No I don’t have much experience doing backups. But till now I haven’t found a better backup solution in linux. Since I’ve learned some linux, I don’t like windows anymore ;), however there was a nice utility in xp to restore to a certain point back in time, I did use it twice and worked ok in my cases. Honestly I’m missing something similar on linux systems (suse, ubuntu). The suse backup/restore utility in yast just doesn’t suite my needs. I had a few cases when I had messed up with software packages so much, that I couldn’t bring system to it’s original state. I know this is the process of learning :),… therefore I came up with idea to have a complete image of the installed system, so that if I break something, I’ll always be able to restore the system to previous state. As much as I read/know (let others correct me) systemimager doesn’t make the backup in iso format, instead it makes the exaxt copy of the entire system tree from / (root) on, and puts them in /var/lib/systemimager/yourfolder location. The iso you’re refering to, is the image you can make, to burn a recovery cd, but which doesn’t contain the backup data, it is merely used to be able to boot your corrupted system and tell it when to get and install backup from via network. It is a client-server based program, pls read manual for more info. Why I can’t store the backup directly to my usb hard drive insted to /var/lib/systemimager/yourfolder is because the the dirve is default fat formated.

So my idea now is to archive the backup folder to iso and then copy this file to my usb fat formated disk. I tried to make a tar, but it is still didn’t let me copy it to usb drive. So I’ll try iso now, and will see how it works out.

Good thinking but with a big problem! Fat32 can have a maximum file size of 4GB, NTFS is supposed to be unlimited except under tests, NTFS will fail if the file size exactly rests on a 32GB boundary. ext2, ext3, ext4 (Linux partitions) have no problems regardless of file sizes. If you are not so concerned about viewing the files under windows, but would still like storage for windows, I would repartition the external as 32GB windows and the rest as ext3 or ext4. store your backups to the Linux ext4 partition and your windows stuff to the fat32 32GB partition. :\

Fat32 can have a maximum file size of 4GB
yeah it’s true I completly forgot that :(, thats why my tar file cca 9GB stoped in the middle of copying ;), the idea of splitting usb drive in 2 partition is a nice one, although I’ve never done that before on usb drive, I’ll give it try and report back.
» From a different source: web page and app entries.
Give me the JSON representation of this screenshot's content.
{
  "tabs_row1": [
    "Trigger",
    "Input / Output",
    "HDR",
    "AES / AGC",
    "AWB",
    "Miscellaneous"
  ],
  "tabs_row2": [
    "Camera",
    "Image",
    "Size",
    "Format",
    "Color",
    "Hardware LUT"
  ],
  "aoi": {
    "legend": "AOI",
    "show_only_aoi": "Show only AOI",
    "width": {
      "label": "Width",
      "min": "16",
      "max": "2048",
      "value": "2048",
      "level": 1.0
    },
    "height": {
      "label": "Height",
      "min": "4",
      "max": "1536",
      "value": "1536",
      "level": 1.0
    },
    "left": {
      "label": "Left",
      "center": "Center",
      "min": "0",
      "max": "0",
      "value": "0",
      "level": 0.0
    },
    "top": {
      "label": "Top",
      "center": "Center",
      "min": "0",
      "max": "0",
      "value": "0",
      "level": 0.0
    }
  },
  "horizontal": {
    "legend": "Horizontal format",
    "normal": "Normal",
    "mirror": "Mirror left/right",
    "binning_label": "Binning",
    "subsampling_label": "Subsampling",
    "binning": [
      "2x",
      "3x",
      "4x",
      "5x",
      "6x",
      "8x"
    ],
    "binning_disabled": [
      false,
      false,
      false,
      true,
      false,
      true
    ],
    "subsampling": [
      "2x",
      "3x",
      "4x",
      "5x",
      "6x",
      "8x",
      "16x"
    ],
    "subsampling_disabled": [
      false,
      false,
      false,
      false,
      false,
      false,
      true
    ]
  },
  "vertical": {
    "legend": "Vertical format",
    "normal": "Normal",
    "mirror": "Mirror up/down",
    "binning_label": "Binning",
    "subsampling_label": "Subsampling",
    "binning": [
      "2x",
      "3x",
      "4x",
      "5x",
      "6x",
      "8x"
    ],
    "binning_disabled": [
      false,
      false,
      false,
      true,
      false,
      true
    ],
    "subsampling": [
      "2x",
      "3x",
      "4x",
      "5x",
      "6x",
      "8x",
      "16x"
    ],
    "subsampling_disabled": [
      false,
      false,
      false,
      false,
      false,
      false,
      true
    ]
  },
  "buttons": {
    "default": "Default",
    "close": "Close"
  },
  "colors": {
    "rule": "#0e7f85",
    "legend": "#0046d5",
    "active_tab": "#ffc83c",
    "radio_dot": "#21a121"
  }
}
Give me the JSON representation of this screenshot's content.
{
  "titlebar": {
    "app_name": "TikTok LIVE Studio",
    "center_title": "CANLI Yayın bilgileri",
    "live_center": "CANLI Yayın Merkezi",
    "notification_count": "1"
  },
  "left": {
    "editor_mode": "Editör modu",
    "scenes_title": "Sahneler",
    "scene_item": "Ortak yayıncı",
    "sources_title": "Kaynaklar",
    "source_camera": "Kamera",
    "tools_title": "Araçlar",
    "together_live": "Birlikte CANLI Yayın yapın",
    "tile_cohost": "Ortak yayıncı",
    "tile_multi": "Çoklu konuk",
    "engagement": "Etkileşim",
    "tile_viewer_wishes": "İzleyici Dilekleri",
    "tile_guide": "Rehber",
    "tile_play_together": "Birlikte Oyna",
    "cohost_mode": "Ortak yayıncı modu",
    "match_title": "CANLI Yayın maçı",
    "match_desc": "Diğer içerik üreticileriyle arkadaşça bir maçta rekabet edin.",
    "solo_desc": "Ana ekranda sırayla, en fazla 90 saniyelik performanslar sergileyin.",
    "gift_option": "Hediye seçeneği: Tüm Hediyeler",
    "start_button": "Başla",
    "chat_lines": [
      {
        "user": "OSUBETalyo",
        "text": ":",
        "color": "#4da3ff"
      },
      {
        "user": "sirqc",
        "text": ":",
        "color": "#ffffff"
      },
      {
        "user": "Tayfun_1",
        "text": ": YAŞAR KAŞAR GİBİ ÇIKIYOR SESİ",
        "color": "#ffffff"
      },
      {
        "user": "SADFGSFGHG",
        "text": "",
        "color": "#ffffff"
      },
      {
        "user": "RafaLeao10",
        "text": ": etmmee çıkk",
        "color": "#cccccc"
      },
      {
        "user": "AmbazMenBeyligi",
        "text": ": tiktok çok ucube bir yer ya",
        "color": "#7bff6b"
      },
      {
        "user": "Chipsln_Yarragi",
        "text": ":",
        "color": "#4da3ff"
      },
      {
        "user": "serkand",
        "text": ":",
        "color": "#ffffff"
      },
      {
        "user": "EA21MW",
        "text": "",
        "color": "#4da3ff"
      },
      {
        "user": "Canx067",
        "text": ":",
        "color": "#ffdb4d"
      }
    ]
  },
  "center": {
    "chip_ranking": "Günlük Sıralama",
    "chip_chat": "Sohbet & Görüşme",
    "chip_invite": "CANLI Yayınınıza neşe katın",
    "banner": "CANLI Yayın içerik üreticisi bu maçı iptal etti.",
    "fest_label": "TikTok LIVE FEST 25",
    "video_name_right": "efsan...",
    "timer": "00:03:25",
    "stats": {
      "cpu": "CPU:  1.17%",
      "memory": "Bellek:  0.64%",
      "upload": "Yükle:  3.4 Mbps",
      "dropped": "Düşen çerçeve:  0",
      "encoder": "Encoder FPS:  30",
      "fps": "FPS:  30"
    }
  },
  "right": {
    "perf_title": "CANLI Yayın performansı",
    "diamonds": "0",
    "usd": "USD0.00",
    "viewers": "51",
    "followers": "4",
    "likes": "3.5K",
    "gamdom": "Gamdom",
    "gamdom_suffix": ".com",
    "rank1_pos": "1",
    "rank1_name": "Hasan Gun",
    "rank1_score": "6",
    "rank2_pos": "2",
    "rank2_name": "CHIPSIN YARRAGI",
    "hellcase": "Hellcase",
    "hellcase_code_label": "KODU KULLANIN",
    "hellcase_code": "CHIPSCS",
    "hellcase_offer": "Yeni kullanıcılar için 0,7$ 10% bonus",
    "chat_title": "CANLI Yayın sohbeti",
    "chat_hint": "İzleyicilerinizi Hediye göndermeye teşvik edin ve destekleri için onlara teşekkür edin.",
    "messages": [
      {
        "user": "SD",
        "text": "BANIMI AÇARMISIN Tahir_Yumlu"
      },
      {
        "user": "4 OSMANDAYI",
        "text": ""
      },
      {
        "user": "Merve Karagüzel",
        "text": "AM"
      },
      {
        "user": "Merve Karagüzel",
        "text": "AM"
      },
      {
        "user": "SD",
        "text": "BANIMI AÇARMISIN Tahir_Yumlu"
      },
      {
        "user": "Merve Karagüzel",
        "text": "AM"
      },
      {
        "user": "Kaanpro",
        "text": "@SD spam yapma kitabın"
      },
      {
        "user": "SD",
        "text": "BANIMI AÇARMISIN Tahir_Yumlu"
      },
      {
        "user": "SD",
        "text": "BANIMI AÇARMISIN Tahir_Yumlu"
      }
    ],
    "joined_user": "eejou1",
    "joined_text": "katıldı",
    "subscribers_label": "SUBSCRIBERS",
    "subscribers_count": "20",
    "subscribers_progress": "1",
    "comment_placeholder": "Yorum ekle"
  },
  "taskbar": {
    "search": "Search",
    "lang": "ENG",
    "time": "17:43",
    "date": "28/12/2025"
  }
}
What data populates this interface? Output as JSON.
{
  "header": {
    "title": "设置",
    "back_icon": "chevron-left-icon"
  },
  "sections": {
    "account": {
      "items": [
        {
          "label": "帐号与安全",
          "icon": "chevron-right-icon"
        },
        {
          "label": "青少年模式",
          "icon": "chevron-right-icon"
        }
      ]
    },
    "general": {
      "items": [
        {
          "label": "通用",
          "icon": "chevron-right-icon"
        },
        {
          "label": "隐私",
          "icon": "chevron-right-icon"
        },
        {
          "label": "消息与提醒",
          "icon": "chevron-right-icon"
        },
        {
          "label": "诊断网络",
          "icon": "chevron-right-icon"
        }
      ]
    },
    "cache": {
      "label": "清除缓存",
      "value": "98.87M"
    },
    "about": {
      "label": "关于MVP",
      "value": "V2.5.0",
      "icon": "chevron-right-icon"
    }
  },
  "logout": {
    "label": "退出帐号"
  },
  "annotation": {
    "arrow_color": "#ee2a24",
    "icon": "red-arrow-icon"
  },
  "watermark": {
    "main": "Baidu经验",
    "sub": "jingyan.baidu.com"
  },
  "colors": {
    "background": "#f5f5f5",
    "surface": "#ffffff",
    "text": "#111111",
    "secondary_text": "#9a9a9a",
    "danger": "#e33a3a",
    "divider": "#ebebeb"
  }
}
Thanks for the hint

Linux and/or windows can repartition a usb harddisk just as easily as any other hdd. I told my friend 3000 miles away how to do it and she barely can run a PC.:\

This thing took me some time to set up and test a little. My final solution is to format half of the usb hard drive with ext3 and the other half with fat via yast. Everybody is happy with my drive now, windows and linux :slight_smile: Thanks again for your support.